[Requirement] Every record, from first to last, should be written out again exactly.

Provided data Block Start

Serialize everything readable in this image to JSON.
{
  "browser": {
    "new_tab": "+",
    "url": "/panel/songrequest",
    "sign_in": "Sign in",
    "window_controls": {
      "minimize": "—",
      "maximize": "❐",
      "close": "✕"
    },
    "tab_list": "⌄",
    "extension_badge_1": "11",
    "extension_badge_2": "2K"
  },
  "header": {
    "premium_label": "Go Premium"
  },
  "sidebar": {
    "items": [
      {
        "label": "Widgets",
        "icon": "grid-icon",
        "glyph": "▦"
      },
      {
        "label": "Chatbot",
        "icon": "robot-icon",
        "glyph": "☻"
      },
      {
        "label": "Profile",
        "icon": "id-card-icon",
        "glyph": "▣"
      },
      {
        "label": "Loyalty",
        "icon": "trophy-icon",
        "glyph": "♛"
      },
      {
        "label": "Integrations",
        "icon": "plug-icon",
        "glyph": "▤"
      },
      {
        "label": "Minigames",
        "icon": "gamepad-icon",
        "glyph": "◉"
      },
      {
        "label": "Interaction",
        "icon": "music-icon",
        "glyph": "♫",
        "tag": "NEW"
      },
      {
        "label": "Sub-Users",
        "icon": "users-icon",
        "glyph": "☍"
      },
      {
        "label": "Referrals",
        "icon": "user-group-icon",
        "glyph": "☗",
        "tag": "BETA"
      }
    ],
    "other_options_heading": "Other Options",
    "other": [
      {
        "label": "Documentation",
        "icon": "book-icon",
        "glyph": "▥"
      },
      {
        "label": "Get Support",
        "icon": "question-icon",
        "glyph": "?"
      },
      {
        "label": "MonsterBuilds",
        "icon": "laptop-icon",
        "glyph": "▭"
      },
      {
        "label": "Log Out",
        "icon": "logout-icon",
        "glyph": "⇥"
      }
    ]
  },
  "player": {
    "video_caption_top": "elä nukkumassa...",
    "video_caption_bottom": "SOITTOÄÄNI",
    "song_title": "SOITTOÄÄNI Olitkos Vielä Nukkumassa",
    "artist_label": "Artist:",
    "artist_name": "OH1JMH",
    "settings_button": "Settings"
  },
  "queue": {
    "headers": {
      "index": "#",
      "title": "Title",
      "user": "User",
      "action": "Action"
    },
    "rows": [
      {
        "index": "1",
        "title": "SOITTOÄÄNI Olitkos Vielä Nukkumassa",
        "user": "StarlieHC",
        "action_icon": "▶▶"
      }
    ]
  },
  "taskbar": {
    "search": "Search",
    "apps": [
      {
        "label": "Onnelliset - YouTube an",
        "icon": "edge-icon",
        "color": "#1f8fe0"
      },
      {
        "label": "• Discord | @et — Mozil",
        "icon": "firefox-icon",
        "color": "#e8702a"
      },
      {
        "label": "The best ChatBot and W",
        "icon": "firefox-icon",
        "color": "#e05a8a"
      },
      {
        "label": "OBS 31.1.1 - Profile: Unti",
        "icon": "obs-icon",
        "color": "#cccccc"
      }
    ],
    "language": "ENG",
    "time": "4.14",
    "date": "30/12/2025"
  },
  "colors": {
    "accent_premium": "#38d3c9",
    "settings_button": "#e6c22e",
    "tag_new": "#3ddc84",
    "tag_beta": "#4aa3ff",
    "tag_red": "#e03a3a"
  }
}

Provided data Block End

[Solution to this task]
Serialize everything readable in this image to JSON.
{
  "browser": {
    "new_tab": "+",
    "url": "/panel/songrequest",
    "sign_in": "Sign in",
    "window_controls": {
      "minimize": "—",
      "maximize": "❐",
      "close": "✕"
    },
    "tab_list": "⌄",
    "extension_badge_1": "11",
    "extension_badge_2": "2K"
  },
  "header": {
    "premium_label": "Go Premium"
  },
  "sidebar": {
    "items": [
      {
        "label": "Widgets",
        "icon": "grid-icon",
        "glyph": "▦"
      },
      {
        "label": "Chatbot",
        "icon": "robot-icon",
        "glyph": "☻"
      },
      {
        "label": "Profile",
        "icon": "id-card-icon",
        "glyph": "▣"
      },
      {
        "label": "Loyalty",
        "icon": "trophy-icon",
        "glyph": "♛"
      },
      {
        "label": "Integrations",
        "icon": "plug-icon",
        "glyph": "▤"
      },
      {
        "label": "Minigames",
        "icon": "gamepad-icon",
        "glyph": "◉"
      },
      {
        "label": "Interaction",
        "icon": "music-icon",
        "glyph": "♫",
        "tag": "NEW"
      },
      {
        "label": "Sub-Users",
        "icon": "users-icon",
        "glyph": "☍"
      },
      {
        "label": "Referrals",
        "icon": "user-group-icon",
        "glyph": "☗",
        "tag": "BETA"
      }
    ],
    "other_options_heading": "Other Options",
    "other": [
      {
        "label": "Documentation",
        "icon": "book-icon",
        "glyph": "▥"
      },
      {
        "label": "Get Support",
        "icon": "question-icon",
        "glyph": "?"
      },
      {
        "label": "MonsterBuilds",
        "icon": "laptop-icon",
        "glyph": "▭"
      },
      {
        "label": "Log Out",
        "icon": "logout-icon",
        "glyph": "⇥"
      }
    ]
  },
  "player": {
    "video_caption_top": "elä nukkumassa...",
    "video_caption_bottom": "SOITTOÄÄNI",
    "song_title": "SOITTOÄÄNI Olitkos Vielä Nukkumassa",
    "artist_label": "Artist:",
    "artist_name": "OH1JMH",
    "settings_button": "Settings"
  },
  "queue": {
    "headers": {
      "index": "#",
      "title": "Title",
      "user": "User",
      "action": "Action"
    },
    "rows": [
      {
        "index": "1",
        "title": "SOITTOÄÄNI Olitkos Vielä Nukkumassa",
        "user": "StarlieHC",
        "action_icon": "▶▶"
      }
    ]
  },
  "taskbar": {
    "search": "Search",
    "apps": [
      {
        "label": "Onnelliset - YouTube an",
        "icon": "edge-icon",
        "color": "#1f8fe0"
      },
      {
        "label": "• Discord | @et — Mozil",
        "icon": "firefox-icon",
        "color": "#e8702a"
      },
      {
        "label": "The best ChatBot and W",
        "icon": "firefox-icon",
        "color": "#e05a8a"
      },
      {
        "label": "OBS 31.1.1 - Profile: Unti",
        "icon": "obs-icon",
        "color": "#cccccc"
      }
    ],
    "language": "ENG",
    "time": "4.14",
    "date": "30/12/2025"
  },
  "colors": {
    "accent_premium": "#38d3c9",
    "settings_button": "#e6c22e",
    "tag_new": "#3ddc84",
    "tag_beta": "#4aa3ff",
    "tag_red": "#e03a3a"
  }
}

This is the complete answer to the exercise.